Kuro5hin.org: FSF Developers Discuss Intellectual Property in the Age of Free SoftwareMar 30, 2000, 18:55 (0 Talkback[s])
[ Thanks to rusty for this link. ]
"Welcome to the first in what I hope will become a continuing feature here, the roundtable discussion. This week's roundtable features three members of the Free Software Foundation, Jonas Oberg (jonas), Gordon Matzigkeit (gord), and Phillip Rulon (pjr), and will focus on Free Software and Intellectual Property."
"Interviews are commonplace on weblogs. There are even sites that run interviews based entirely on readers' questions. We wanted to go a little beyond that, though. So here, instead of a Q&A interview, we invite guests to participate in a discussion with the readers directly, which will "officially" run for a week or so, and focus on a particular topic or issue close the the guest's heart. You ask questions, they answer, but since it's a threaded discussion, you can follow up on your, or anyone else's, questions as well. At the end of the discussion period, we'll write up a summary of where the discussion went and what, if any, conclusions were reached (in the style of "Kernel Traffic"), and post it. Obviously the original discussion will continue as long as people keep posting comments, and the summary itself might provoke further discussion. Our guests, however, have only promised to participate for the "official" discussion period, so they may or may not continue to answer questions after that time."

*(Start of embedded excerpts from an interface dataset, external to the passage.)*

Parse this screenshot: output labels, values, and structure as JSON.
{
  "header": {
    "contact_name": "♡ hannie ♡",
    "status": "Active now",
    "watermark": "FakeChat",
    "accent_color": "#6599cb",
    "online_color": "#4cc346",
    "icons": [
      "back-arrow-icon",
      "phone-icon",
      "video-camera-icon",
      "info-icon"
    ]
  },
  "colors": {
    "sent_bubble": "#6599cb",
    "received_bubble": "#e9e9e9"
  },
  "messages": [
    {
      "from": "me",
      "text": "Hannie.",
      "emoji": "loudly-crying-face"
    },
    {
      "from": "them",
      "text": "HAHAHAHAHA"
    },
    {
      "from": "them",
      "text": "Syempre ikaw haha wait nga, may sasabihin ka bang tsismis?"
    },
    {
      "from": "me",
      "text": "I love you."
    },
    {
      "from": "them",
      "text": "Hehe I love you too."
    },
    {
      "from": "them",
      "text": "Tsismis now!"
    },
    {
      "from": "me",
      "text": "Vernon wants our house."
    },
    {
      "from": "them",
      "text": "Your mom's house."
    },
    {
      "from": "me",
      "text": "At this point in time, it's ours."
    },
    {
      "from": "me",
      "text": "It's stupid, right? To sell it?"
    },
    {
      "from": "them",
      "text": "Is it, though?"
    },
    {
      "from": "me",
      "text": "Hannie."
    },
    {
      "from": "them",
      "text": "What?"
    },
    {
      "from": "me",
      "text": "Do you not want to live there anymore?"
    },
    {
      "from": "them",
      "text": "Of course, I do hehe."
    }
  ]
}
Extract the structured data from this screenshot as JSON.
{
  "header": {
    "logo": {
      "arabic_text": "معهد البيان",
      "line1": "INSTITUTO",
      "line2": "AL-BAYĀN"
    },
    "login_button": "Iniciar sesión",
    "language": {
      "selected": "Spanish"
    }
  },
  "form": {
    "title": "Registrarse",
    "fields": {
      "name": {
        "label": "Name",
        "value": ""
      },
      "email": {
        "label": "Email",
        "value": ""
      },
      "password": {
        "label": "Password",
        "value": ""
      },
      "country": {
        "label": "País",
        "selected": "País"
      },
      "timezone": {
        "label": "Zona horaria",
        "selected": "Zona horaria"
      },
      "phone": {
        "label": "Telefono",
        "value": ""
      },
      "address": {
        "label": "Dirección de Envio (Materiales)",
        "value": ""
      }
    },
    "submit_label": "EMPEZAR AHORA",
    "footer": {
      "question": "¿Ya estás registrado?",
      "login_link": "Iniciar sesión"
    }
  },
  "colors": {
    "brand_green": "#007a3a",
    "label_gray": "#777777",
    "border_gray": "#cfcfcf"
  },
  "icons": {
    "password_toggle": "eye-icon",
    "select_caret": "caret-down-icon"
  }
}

"This week's discussion will focus on Intellectual Property and Free Software. IP issues have been a hot-button topic, in the world at large, and in the free software community in particular, for quite some time. The basic question is whether the current reigning intellectual property system in use in the US, and much of the software-consuming world, can account for or coexist with Free software. I can't describe or argue the issue any more lucidly or thoroughly than Eben Moglen (FSF general council and Professor of Law and Legal History at Columbia) did in his article "Anarchism Triumphant: Free Software and the Death of Copyright," posted here recently, so I won't even try. If you're unclear on why the free software community even has any issues with the existing body of patent and copyright law, read Professor Moglen's article first."